EU, Britain Begin Months of Divorce Proceedings


Brexit minister David Davis met Michel Barnier, the EU's chief negotiator, to try to push through a deal ahead of Britain's withdrawal from the bloc, scheduled for March 2019.

Over three and a half days, the two sides will hold detailed discussions on all aspects of the divorce treaty: protecting citizens' rights, money, and the Irish border.

They want to frustrate Brexit.

When Britain leaves the European Union on 29 March 2019, Brussels wants to ensure that individuals and companies do not fall into a legal black hole where goods in transit fail to reach their intended destination and ongoing British court cases at the ECJ can not conclude.

The Brexit Secretary said progress had to be made this month on a deal for reciprocal rights for citizens.

One unnamed Cabinet minister was reported have hit back, claiming Mr Hammond was part of an attempt by "the Establishment" to prevent Britain ever leaving the EU.

Mr Davis is facing strong opposition from the EU over Britain's proposals for rights of European nationals living in the United Kingdom, as well as pressure to accept paying a huge "divorce" bill.

More news: Call of Duty: WWII Zombies' trailer has leaked, developers not happy

Crucially, last month, Mr Davis caved in to the EU's insistence that the talks would move on to trade only when "enough progress" had been made on Brussels' three priorities.

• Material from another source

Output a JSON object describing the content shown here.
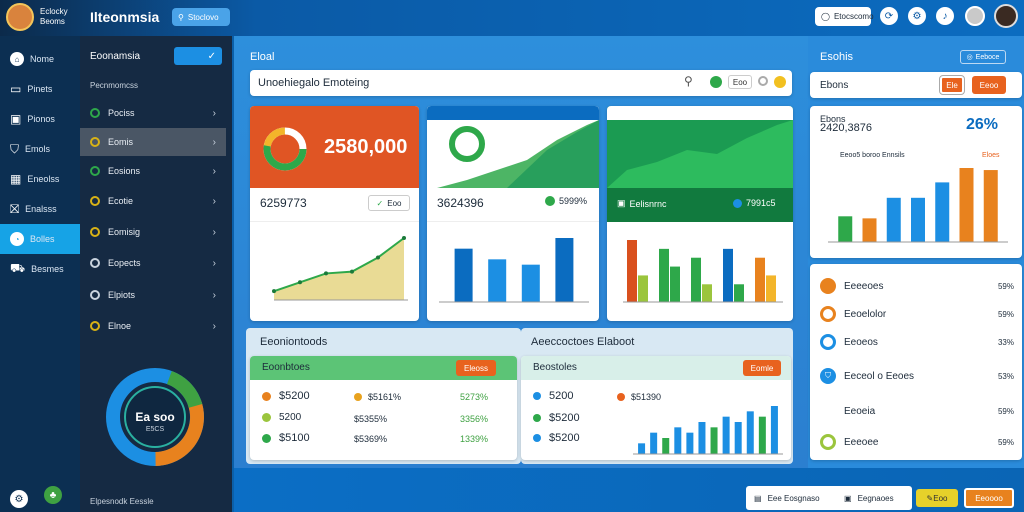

The Brexit secretary said he would be "getting into the real substance" of the separation but he might end up speaking more about unity after the chancellor, Philip Hammond, complained on Sunday that he was being briefed against by fellow ministers opposed to his pro-business approach.

He said he came under attack at the weekend from hard line Brexiteers "who are not happy with (my) agenda" after a series of cabinet leaks meant to undermine him.

"I do think on many fronts it would be helpful if my colleagues - all of us - focused on the job at hand", he told the BBC. These two key players will meet regularly through the week, with the aim of keeping the talks on track.

British officials recently have also brought up the idea a transitional period after the March 2019 deadline to avoid a "cliff edge" scenario when it leaves the European Union, although the length and details have yet to be determined.

On that timetable, Barnier reckons, a broad political deal on the outlines of a new, open trading relationship could be in place by late next year, allowing for a transitional phase of up to a few years after Brexit to negotiate all the details.